[Records contained in a dataset]
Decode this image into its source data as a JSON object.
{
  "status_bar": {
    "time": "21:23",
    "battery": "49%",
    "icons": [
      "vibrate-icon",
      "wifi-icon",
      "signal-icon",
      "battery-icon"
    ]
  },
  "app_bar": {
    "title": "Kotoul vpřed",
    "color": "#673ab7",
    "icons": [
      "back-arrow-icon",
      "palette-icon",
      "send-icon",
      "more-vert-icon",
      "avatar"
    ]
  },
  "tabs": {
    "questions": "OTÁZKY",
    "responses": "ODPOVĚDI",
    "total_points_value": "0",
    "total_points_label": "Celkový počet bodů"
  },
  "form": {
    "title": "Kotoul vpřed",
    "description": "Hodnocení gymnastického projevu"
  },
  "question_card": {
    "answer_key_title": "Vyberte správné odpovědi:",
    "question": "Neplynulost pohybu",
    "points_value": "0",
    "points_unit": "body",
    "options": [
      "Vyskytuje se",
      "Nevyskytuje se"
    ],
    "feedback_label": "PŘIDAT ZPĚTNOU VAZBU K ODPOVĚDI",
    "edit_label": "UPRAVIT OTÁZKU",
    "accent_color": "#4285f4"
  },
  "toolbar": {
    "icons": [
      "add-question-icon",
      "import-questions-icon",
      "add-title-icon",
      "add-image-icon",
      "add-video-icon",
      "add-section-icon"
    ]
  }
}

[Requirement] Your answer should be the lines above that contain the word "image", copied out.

[Response to the task]
Decode this image into its source data as a JSON object.
      "add-image-icon",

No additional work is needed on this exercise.